Start of Dataset extract
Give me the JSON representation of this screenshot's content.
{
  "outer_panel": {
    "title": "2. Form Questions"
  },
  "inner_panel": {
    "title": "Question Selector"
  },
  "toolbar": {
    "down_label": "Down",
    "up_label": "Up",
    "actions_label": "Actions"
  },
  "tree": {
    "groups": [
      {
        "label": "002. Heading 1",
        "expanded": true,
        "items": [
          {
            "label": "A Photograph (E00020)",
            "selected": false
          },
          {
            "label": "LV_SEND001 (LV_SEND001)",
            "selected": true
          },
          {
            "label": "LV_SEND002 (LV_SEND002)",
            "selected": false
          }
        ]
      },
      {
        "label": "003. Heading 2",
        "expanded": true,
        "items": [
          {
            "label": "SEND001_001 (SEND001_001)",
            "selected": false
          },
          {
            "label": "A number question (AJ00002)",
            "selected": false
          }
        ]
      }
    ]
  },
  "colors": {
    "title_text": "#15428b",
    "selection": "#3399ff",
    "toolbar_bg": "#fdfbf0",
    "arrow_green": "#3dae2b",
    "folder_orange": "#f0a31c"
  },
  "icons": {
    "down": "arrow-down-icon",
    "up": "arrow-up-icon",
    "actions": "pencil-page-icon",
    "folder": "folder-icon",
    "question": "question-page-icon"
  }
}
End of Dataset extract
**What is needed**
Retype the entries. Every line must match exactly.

**Worked solution**
Give me the JSON representation of this screenshot's content.
{
  "outer_panel": {
    "title": "2. Form Questions"
  },
  "inner_panel": {
    "title": "Question Selector"
  },
  "toolbar": {
    "down_label": "Down",
    "up_label": "Up",
    "actions_label": "Actions"
  },
  "tree": {
    "groups": [
      {
        "label": "002. Heading 1",
        "expanded": true,
        "items": [
          {
            "label": "A Photograph (E00020)",
            "selected": false
          },
          {
            "label": "LV_SEND001 (LV_SEND001)",
            "selected": true
          },
          {
            "label": "LV_SEND002 (LV_SEND002)",
            "selected": false
          }
        ]
      },
      {
        "label": "003. Heading 2",
        "expanded": true,
        "items": [
          {
            "label": "SEND001_001 (SEND001_001)",
            "selected": false
          },
          {
            "label": "A number question (AJ00002)",
            "selected": false
          }
        ]
      }
    ]
  },
  "colors": {
    "title_text": "#15428b",
    "selection": "#3399ff",
    "toolbar_bg": "#fdfbf0",
    "arrow_green": "#3dae2b",
    "folder_orange": "#f0a31c"
  },
  "icons": {
    "down": "arrow-down-icon",
    "up": "arrow-up-icon",
    "actions": "pencil-page-icon",
    "folder": "folder-icon",
    "question": "question-page-icon"
  }
}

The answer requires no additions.